What this task involves: Omit the pictures while printing every entry below exactly as given.

Data to use section start

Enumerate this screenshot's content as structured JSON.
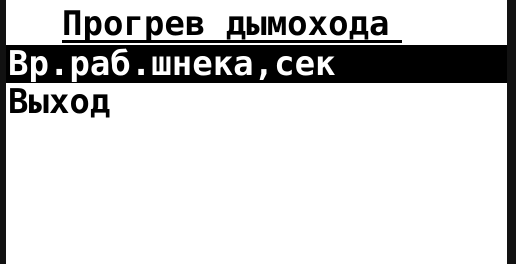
{
  "screen": {
    "title": "Прогрев дымохода",
    "menu": [
      {
        "label": "Вр.раб.шнека,сек",
        "selected": true
      },
      {
        "label": "Выход",
        "selected": false
      }
    ]
  },
  "colors": {
    "background": "#ffffff",
    "foreground": "#000000",
    "selected_background": "#000000",
    "selected_foreground": "#ffffff"
  }
}
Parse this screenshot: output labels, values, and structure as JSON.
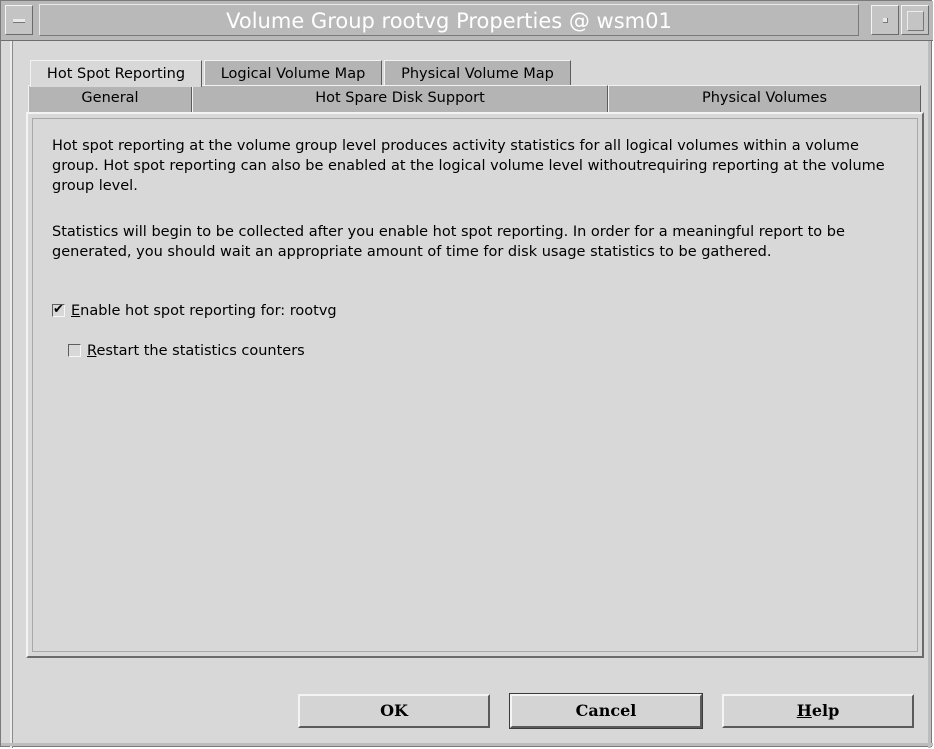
{
  "window": {
    "title": "Volume Group rootvg Properties @ wsm01"
  },
  "tabs": {
    "row1": [
      {
        "label": "Hot Spot Reporting",
        "active": true
      },
      {
        "label": "Logical Volume Map",
        "active": false
      },
      {
        "label": "Physical Volume Map",
        "active": false
      }
    ],
    "row2": [
      {
        "label": "General"
      },
      {
        "label": "Hot Spare Disk Support"
      },
      {
        "label": "Physical Volumes"
      }
    ]
  },
  "content": {
    "paragraph1": "Hot spot reporting at the volume group level produces activity statistics for all logical volumes within a volume group. Hot spot reporting can also be enabled at the logical volume level withoutrequiring reporting at the volume group level.",
    "paragraph2": "Statistics will begin to be collected after you enable hot spot reporting. In order for a meaningful report to be generated, you should wait an appropriate amount of time for disk usage statistics to be gathered.",
    "enable_checkbox": {
      "mnemonic": "E",
      "label_rest": "nable hot spot reporting for: rootvg",
      "checked": true,
      "mark": "✔"
    },
    "restart_checkbox": {
      "mnemonic": "R",
      "label_rest": "estart the statistics counters",
      "checked": false
    }
  },
  "buttons": {
    "ok": "OK",
    "cancel": "Cancel",
    "help_mnemonic": "H",
    "help_rest": "elp"
  },
  "colors": {
    "window_bg": "#d8d8d8",
    "title_bar": "#b9b9b9",
    "title_text": "#ffffff",
    "tab_inactive": "#b4b4b4"
  }
}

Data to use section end

Result:
Enumerate this screenshot's content as structured JSON.
{
  "screen": {
    "title": "Прогрев дымохода",
    "menu": [
      {
        "label": "Вр.раб.шнека,сек",
        "selected": true
      },
      {
        "label": "Выход",
        "selected": false
      }
    ]
  },
  "colors": {
    "background": "#ffffff",
    "foreground": "#000000",
    "selected_background": "#000000",
    "selected_foreground": "#ffffff"
  }
}
Parse this screenshot: output labels, values, and structure as JSON.
{
  "window": {
    "title": "Volume Group rootvg Properties @ wsm01"
  },
  "tabs": {
    "row1": [
      {
        "label": "Hot Spot Reporting",
        "active": true
      },
      {
        "label": "Logical Volume Map",
        "active": false
      },
      {
        "label": "Physical Volume Map",
        "active": false
      }
    ],
    "row2": [
      {
        "label": "General"
      },
      {
        "label": "Hot Spare Disk Support"
      },
      {
        "label": "Physical Volumes"
      }
    ]
  },
  "content": {
    "paragraph1": "Hot spot reporting at the volume group level produces activity statistics for all logical volumes within a volume group. Hot spot reporting can also be enabled at the logical volume level withoutrequiring reporting at the volume group level.",
    "paragraph2": "Statistics will begin to be collected after you enable hot spot reporting. In order for a meaningful report to be generated, you should wait an appropriate amount of time for disk usage statistics to be gathered.",
    "enable_checkbox": {
      "mnemonic": "E",
      "label_rest": "nable hot spot reporting for: rootvg",
      "checked": true,
      "mark": "✔"
    },
    "restart_checkbox": {
      "mnemonic": "R",
      "label_rest": "estart the statistics counters",
      "checked": false
    }
  },
  "buttons": {
    "ok": "OK",
    "cancel": "Cancel",
    "help_mnemonic": "H",
    "help_rest": "elp"
  },
  "colors": {
    "window_bg": "#d8d8d8",
    "title_bar": "#b9b9b9",
    "title_text": "#ffffff",
    "tab_inactive": "#b4b4b4"
  }
}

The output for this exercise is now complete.